I was intrigued by a portrait of Jenny Alpha, the Martinican singer and actress who floats in and out of the circles I’m studying, by the French surrealist Francis Picabia (I use a reproduction of his stationery to write put notes under my students’ doors in Paris.) titled “La mûlatresse.” I later found her just-published autobiography (she passed away just last year at the age of 100) in a bookstore down the street. She was sent to Paris by her bourgeois parents to get a teaching certificate and find a husband among the Martinican young men studying in the professional schools at the universities there, but she decided that she wanted to be a comedienne. A Martiniquaise developing a career as a comedienne in interwar France was impossible, though. I just started reading her book while refreshing myself with a citronnade at an outdoor café, and only reluctantly put it down when my lunch companion arrived.
After 90 minutes examining the historical treasures on the first floor, I went downstairs to the temporary exhibit, an amazing history of the forests and plant-life of the island and their economic and cultural impact. I wish that an exhibition folio had been on offer, but the little museum doesn’t even have a gift shop. It took me almost three hours to go through the museum; I was the only visitor there during the whole time.

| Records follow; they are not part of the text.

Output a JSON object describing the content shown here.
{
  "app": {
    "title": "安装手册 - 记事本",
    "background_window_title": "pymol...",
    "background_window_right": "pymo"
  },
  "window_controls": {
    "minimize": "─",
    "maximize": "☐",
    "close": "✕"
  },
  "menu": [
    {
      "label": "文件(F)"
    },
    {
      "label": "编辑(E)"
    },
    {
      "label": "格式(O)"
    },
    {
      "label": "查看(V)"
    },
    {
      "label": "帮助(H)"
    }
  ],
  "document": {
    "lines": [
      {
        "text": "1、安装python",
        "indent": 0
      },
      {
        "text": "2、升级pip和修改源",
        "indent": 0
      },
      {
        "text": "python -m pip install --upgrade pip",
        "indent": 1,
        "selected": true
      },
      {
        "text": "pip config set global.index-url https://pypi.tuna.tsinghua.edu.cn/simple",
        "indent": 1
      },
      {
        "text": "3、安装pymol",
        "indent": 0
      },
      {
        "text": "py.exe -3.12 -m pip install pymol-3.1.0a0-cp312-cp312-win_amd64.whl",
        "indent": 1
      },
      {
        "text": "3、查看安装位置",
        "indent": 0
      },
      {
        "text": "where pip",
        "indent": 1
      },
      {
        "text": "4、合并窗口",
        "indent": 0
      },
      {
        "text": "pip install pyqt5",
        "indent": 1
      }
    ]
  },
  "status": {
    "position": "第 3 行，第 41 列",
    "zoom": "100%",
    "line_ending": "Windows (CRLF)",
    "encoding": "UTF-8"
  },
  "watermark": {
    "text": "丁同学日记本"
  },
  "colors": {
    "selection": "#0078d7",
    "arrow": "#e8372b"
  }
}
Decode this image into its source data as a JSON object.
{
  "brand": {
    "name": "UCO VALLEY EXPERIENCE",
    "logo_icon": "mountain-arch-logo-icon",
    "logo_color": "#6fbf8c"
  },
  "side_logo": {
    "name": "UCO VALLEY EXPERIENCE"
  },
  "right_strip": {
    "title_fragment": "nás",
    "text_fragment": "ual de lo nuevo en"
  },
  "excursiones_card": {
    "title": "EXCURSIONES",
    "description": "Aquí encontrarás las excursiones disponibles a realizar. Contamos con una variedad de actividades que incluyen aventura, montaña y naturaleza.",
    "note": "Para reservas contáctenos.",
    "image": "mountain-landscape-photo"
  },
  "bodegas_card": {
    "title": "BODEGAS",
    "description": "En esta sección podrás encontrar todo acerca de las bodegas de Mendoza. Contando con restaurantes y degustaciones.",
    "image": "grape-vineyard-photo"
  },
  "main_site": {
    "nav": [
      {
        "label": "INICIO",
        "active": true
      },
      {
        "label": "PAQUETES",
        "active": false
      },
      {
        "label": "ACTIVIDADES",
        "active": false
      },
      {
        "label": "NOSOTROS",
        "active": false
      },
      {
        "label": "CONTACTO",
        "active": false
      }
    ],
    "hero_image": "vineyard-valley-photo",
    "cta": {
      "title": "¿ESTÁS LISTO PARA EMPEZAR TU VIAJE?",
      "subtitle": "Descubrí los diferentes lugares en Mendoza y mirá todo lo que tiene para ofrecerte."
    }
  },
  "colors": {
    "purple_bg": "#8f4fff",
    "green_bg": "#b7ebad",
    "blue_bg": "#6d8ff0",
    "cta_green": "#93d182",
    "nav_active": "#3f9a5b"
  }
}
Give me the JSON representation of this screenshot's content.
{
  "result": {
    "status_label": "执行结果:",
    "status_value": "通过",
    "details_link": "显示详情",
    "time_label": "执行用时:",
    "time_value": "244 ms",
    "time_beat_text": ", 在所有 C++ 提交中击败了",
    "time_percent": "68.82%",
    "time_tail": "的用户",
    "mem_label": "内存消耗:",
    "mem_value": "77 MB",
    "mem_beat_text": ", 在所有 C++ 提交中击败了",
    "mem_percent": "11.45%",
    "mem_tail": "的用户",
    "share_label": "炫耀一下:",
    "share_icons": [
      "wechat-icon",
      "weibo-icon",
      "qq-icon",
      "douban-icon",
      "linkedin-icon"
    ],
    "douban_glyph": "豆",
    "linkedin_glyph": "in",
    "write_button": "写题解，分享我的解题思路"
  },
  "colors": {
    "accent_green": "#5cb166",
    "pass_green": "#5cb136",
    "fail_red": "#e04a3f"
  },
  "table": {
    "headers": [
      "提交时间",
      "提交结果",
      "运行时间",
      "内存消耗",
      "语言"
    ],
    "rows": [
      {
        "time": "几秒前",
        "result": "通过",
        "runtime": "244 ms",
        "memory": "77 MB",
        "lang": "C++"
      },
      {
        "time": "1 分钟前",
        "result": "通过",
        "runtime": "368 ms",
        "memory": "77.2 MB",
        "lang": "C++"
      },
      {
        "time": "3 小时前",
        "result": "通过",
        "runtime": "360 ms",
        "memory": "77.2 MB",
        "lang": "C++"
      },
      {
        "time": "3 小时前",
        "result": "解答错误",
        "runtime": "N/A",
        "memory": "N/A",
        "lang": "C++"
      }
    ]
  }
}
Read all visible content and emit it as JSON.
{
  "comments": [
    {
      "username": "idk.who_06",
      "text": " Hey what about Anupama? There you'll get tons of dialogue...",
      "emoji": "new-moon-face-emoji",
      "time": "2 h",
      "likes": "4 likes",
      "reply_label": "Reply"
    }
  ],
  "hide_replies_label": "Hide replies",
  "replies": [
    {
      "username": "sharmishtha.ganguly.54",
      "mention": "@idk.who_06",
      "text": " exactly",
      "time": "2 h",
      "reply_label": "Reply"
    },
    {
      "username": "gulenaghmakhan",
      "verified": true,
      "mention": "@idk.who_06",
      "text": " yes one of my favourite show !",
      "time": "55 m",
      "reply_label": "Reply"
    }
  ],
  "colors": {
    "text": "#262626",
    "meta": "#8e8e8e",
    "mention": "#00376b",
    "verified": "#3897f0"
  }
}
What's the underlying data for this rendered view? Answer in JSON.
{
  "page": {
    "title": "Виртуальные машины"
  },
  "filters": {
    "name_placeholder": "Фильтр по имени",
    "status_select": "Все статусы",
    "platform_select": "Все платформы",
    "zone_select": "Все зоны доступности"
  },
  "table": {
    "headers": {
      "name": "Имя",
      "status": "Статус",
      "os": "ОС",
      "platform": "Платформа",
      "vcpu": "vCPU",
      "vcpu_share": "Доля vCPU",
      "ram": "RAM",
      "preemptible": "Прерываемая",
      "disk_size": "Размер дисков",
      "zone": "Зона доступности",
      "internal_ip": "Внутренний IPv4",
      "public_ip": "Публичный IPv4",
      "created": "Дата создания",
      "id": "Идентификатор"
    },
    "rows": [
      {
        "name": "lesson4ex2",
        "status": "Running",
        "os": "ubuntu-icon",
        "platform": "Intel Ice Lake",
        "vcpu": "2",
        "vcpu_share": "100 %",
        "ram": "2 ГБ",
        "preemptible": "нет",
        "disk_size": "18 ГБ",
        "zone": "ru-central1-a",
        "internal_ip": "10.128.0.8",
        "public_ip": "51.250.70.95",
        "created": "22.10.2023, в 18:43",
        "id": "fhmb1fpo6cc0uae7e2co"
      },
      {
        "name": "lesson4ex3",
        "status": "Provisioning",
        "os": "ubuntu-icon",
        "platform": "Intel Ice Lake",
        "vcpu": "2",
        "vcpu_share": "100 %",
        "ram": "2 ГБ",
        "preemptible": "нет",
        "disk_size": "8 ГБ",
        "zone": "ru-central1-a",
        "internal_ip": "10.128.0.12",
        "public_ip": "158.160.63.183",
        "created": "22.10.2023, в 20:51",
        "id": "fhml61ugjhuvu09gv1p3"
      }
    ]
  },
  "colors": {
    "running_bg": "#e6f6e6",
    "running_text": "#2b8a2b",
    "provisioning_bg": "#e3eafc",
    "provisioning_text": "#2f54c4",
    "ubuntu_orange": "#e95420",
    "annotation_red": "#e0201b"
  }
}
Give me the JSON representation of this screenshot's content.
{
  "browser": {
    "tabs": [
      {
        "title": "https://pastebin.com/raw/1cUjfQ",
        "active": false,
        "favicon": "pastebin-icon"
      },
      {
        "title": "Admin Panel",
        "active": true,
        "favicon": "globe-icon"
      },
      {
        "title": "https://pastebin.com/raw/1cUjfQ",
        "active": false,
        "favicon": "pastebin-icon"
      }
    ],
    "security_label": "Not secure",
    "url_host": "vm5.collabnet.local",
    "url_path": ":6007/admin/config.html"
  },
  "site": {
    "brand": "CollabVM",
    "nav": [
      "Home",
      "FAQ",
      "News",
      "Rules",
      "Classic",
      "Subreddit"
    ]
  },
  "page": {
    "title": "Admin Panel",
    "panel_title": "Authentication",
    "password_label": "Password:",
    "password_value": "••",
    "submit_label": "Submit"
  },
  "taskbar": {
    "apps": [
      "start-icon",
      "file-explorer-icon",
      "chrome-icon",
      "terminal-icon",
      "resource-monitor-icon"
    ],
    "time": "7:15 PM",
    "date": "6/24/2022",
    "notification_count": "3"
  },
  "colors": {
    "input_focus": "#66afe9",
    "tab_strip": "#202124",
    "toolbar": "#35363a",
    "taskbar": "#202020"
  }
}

I emerged into the brilliant, humid air churning with questions: do the békés still exist? What was it like for them to live, wealthy and powerful, but with the penumbra of the black and deprived presence all around them, and essential to their continued success? What are the current distinctions of color and caste within Martinican society? Is there an independence movement in Martinique? I had just enough time to dip into a bookstore to look for some answers to these questions before the next item on my day’s agenda: lunch with a young woman who was raised in Martinique and is attending graduate school in the United States. I was hoping that she would be able to give me insight into the island’s racial dynamics from the perspective of the next generation of adults. Tomorrow~ my very thought-provoking conversation with a student I will call “Lucie, ” who is uniquely posed to view both the black and white worlds of Martinique.